**Exercise goal**
Every line below should be given again without alteration.

**Records for processing**
________________________

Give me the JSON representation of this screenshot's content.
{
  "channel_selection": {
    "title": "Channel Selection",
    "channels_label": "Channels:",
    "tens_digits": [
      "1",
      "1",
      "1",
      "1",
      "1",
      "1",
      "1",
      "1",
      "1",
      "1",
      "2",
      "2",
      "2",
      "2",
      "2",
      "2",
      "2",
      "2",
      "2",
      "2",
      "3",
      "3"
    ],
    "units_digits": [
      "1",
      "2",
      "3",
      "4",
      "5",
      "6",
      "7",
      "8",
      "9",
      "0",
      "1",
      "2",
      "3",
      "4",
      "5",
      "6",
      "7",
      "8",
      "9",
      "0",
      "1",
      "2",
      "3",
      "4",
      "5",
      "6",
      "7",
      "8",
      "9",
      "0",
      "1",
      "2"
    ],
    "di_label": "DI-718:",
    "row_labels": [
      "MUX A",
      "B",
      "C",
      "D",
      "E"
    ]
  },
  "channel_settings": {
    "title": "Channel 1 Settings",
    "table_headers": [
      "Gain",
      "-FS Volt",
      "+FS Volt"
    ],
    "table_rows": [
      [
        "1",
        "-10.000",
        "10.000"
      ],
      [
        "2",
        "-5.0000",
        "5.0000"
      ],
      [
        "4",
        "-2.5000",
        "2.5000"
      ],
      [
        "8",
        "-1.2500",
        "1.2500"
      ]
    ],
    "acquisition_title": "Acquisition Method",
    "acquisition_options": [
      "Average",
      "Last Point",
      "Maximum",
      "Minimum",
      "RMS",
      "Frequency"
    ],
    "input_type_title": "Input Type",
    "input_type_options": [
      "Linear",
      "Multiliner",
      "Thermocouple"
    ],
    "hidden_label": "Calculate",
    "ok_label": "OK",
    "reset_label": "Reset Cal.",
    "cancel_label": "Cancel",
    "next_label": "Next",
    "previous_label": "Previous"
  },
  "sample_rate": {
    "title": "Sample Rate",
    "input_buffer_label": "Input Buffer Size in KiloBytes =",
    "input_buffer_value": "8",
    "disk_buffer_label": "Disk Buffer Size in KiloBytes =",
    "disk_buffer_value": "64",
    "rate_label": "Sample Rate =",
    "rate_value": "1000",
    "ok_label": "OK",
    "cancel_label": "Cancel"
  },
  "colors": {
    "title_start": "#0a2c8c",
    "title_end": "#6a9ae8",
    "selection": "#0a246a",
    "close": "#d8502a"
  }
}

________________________

**Output of the task**
Give me the JSON representation of this screenshot's content.
{
  "channel_selection": {
    "title": "Channel Selection",
    "channels_label": "Channels:",
    "tens_digits": [
      "1",
      "1",
      "1",
      "1",
      "1",
      "1",
      "1",
      "1",
      "1",
      "1",
      "2",
      "2",
      "2",
      "2",
      "2",
      "2",
      "2",
      "2",
      "2",
      "2",
      "3",
      "3"
    ],
    "units_digits": [
      "1",
      "2",
      "3",
      "4",
      "5",
      "6",
      "7",
      "8",
      "9",
      "0",
      "1",
      "2",
      "3",
      "4",
      "5",
      "6",
      "7",
      "8",
      "9",
      "0",
      "1",
      "2",
      "3",
      "4",
      "5",
      "6",
      "7",
      "8",
      "9",
      "0",
      "1",
      "2"
    ],
    "di_label": "DI-718:",
    "row_labels": [
      "MUX A",
      "B",
      "C",
      "D",
      "E"
    ]
  },
  "channel_settings": {
    "title": "Channel 1 Settings",
    "table_headers": [
      "Gain",
      "-FS Volt",
      "+FS Volt"
    ],
    "table_rows": [
      [
        "1",
        "-10.000",
        "10.000"
      ],
      [
        "2",
        "-5.0000",
        "5.0000"
      ],
      [
        "4",
        "-2.5000",
        "2.5000"
      ],
      [
        "8",
        "-1.2500",
        "1.2500"
      ]
    ],
    "acquisition_title": "Acquisition Method",
    "acquisition_options": [
      "Average",
      "Last Point",
      "Maximum",
      "Minimum",
      "RMS",
      "Frequency"
    ],
    "input_type_title": "Input Type",
    "input_type_options": [
      "Linear",
      "Multiliner",
      "Thermocouple"
    ],
    "hidden_label": "Calculate",
    "ok_label": "OK",
    "reset_label": "Reset Cal.",
    "cancel_label": "Cancel",
    "next_label": "Next",
    "previous_label": "Previous"
  },
  "sample_rate": {
    "title": "Sample Rate",
    "input_buffer_label": "Input Buffer Size in KiloBytes =",
    "input_buffer_value": "8",
    "disk_buffer_label": "Disk Buffer Size in KiloBytes =",
    "disk_buffer_value": "64",
    "rate_label": "Sample Rate =",
    "rate_value": "1000",
    "ok_label": "OK",
    "cancel_label": "Cancel"
  },
  "colors": {
    "title_start": "#0a2c8c",
    "title_end": "#6a9ae8",
    "selection": "#0a246a",
    "close": "#d8502a"
  }
}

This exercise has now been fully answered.